_Task details_
Word for word, repeat each entry that follows.

# # #

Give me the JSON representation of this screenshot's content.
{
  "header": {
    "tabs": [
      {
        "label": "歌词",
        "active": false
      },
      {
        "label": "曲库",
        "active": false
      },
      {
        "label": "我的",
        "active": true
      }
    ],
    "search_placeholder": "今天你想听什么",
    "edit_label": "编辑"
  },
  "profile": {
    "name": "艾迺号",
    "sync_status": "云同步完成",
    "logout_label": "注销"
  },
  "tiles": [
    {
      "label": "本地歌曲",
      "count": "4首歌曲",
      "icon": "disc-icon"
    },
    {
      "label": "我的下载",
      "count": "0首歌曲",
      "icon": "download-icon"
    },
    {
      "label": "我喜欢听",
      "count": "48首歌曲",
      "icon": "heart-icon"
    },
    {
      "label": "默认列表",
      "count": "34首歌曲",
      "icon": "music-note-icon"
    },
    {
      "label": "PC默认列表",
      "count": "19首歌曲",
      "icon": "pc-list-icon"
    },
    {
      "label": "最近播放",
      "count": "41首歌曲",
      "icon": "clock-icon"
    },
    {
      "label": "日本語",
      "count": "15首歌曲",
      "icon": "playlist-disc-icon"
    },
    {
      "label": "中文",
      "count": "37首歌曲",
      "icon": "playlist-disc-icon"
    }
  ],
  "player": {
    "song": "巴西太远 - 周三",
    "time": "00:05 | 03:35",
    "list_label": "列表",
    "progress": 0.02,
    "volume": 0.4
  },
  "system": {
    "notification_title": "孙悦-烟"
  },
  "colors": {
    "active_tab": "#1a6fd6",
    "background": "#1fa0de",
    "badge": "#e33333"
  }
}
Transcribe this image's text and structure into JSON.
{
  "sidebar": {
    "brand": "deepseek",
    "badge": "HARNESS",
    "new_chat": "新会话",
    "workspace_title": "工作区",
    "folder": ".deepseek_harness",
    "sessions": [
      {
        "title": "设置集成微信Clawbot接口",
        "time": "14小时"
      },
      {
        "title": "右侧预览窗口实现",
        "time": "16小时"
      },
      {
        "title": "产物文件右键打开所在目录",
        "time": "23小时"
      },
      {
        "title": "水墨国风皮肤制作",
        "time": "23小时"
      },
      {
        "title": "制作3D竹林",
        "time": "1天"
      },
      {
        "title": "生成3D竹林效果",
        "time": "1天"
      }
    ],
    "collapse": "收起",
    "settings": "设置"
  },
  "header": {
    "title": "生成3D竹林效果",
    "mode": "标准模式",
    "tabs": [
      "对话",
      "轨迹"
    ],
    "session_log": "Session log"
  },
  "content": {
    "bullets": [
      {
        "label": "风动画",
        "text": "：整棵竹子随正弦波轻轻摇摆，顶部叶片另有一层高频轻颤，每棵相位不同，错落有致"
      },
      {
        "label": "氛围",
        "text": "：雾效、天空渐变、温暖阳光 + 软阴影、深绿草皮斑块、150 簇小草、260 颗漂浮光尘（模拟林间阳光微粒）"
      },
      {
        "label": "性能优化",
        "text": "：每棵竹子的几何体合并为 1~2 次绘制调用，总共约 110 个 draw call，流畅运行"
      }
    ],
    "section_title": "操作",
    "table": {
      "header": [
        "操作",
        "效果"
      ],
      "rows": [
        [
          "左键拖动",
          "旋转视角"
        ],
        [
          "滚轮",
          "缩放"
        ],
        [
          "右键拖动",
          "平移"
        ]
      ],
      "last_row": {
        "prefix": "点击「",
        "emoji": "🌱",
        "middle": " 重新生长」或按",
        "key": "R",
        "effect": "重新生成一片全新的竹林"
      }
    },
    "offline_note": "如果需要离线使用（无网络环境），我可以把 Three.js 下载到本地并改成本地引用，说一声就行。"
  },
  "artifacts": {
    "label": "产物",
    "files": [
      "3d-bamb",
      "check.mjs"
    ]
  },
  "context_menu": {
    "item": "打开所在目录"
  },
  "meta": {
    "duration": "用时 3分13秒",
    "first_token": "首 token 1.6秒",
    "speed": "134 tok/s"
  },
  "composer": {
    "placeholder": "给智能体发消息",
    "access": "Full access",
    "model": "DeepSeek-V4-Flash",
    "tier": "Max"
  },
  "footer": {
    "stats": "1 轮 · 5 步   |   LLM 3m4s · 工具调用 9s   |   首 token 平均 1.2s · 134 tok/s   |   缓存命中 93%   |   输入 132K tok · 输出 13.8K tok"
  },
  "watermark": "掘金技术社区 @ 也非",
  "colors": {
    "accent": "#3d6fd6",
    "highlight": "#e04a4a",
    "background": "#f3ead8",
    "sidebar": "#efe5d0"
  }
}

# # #

_Your response_
Give me the JSON representation of this screenshot's content.
{
  "header": {
    "tabs": [
      {
        "label": "歌词",
        "active": false
      },
      {
        "label": "曲库",
        "active": false
      },
      {
        "label": "我的",
        "active": true
      }
    ],
    "search_placeholder": "今天你想听什么",
    "edit_label": "编辑"
  },
  "profile": {
    "name": "艾迺号",
    "sync_status": "云同步完成",
    "logout_label": "注销"
  },
  "tiles": [
    {
      "label": "本地歌曲",
      "count": "4首歌曲",
      "icon": "disc-icon"
    },
    {
      "label": "我的下载",
      "count": "0首歌曲",
      "icon": "download-icon"
    },
    {
      "label": "我喜欢听",
      "count": "48首歌曲",
      "icon": "heart-icon"
    },
    {
      "label": "默认列表",
      "count": "34首歌曲",
      "icon": "music-note-icon"
    },
    {
      "label": "PC默认列表",
      "count": "19首歌曲",
      "icon": "pc-list-icon"
    },
    {
      "label": "最近播放",
      "count": "41首歌曲",
      "icon": "clock-icon"
    },
    {
      "label": "日本語",
      "count": "15首歌曲",
      "icon": "playlist-disc-icon"
    },
    {
      "label": "中文",
      "count": "37首歌曲",
      "icon": "playlist-disc-icon"
    }
  ],
  "player": {
    "song": "巴西太远 - 周三",
    "time": "00:05 | 03:35",
    "list_label": "列表",
    "progress": 0.02,
    "volume": 0.4
  },
  "system": {
    "notification_title": "孙悦-烟"
  },
  "colors": {
    "active_tab": "#1a6fd6",
    "background": "#1fa0de",
    "badge": "#e33333"
  }
}
Transcribe this image's text and structure into JSON.
{
  "sidebar": {
    "brand": "deepseek",
    "badge": "HARNESS",
    "new_chat": "新会话",
    "workspace_title": "工作区",
    "folder": ".deepseek_harness",
    "sessions": [
      {
        "title": "设置集成微信Clawbot接口",
        "time": "14小时"
      },
      {
        "title": "右侧预览窗口实现",
        "time": "16小时"
      },
      {
        "title": "产物文件右键打开所在目录",
        "time": "23小时"
      },
      {
        "title": "水墨国风皮肤制作",
        "time": "23小时"
      },
      {
        "title": "制作3D竹林",
        "time": "1天"
      },
      {
        "title": "生成3D竹林效果",
        "time": "1天"
      }
    ],
    "collapse": "收起",
    "settings": "设置"
  },
  "header": {
    "title": "生成3D竹林效果",
    "mode": "标准模式",
    "tabs": [
      "对话",
      "轨迹"
    ],
    "session_log": "Session log"
  },
  "content": {
    "bullets": [
      {
        "label": "风动画",
        "text": "：整棵竹子随正弦波轻轻摇摆，顶部叶片另有一层高频轻颤，每棵相位不同，错落有致"
      },
      {
        "label": "氛围",
        "text": "：雾效、天空渐变、温暖阳光 + 软阴影、深绿草皮斑块、150 簇小草、260 颗漂浮光尘（模拟林间阳光微粒）"
      },
      {
        "label": "性能优化",
        "text": "：每棵竹子的几何体合并为 1~2 次绘制调用，总共约 110 个 draw call，流畅运行"
      }
    ],
    "section_title": "操作",
    "table": {
      "header": [
        "操作",
        "效果"
      ],
      "rows": [
        [
          "左键拖动",
          "旋转视角"
        ],
        [
          "滚轮",
          "缩放"
        ],
        [
          "右键拖动",
          "平移"
        ]
      ],
      "last_row": {
        "prefix": "点击「",
        "emoji": "🌱",
        "middle": " 重新生长」或按",
        "key": "R",
        "effect": "重新生成一片全新的竹林"
      }
    },
    "offline_note": "如果需要离线使用（无网络环境），我可以把 Three.js 下载到本地并改成本地引用，说一声就行。"
  },
  "artifacts": {
    "label": "产物",
    "files": [
      "3d-bamb",
      "check.mjs"
    ]
  },
  "context_menu": {
    "item": "打开所在目录"
  },
  "meta": {
    "duration": "用时 3分13秒",
    "first_token": "首 token 1.6秒",
    "speed": "134 tok/s"
  },
  "composer": {
    "placeholder": "给智能体发消息",
    "access": "Full access",
    "model": "DeepSeek-V4-Flash",
    "tier": "Max"
  },
  "footer": {
    "stats": "1 轮 · 5 步   |   LLM 3m4s · 工具调用 9s   |   首 token 平均 1.2s · 134 tok/s   |   缓存命中 93%   |   输入 132K tok · 输出 13.8K tok"
  },
  "watermark": "掘金技术社区 @ 也非",
  "colors": {
    "accent": "#3d6fd6",
    "highlight": "#e04a4a",
    "background": "#f3ead8",
    "sidebar": "#efe5d0"
  }
}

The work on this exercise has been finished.